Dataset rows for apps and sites
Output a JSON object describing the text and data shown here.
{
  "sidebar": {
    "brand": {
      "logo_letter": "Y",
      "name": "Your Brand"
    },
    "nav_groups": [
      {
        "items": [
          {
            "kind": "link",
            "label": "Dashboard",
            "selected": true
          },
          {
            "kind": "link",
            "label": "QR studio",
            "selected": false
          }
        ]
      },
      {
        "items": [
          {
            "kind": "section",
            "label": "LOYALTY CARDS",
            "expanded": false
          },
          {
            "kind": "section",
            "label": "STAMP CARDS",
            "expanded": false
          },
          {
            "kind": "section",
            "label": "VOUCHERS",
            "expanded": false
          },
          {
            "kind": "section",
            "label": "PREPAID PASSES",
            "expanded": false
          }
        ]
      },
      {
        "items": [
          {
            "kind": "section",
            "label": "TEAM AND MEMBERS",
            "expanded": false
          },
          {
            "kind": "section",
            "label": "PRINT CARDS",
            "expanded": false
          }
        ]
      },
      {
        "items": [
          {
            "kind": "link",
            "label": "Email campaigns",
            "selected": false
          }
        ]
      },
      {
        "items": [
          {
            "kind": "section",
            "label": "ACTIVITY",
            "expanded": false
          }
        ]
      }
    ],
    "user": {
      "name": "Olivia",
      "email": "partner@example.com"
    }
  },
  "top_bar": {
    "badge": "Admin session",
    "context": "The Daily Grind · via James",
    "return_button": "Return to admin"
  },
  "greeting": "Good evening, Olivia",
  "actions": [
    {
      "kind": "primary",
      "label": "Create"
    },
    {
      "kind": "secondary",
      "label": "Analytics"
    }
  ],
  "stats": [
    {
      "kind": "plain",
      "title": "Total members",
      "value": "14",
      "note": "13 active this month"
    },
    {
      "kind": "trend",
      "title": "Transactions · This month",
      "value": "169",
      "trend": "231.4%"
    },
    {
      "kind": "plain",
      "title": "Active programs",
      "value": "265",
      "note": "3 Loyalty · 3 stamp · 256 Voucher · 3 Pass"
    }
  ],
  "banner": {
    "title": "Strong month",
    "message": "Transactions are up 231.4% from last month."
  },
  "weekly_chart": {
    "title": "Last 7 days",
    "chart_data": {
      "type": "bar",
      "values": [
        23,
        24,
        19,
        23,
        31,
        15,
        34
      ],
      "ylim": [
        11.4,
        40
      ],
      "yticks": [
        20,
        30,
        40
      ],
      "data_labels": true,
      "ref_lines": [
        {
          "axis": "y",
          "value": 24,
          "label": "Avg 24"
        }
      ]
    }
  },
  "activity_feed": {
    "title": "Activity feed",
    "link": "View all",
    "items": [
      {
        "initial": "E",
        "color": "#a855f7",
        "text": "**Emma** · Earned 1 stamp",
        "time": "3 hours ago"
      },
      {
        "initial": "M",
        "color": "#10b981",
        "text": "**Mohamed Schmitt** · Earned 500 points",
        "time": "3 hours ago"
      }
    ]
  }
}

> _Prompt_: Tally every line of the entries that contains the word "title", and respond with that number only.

> _Solution to this problem_: 6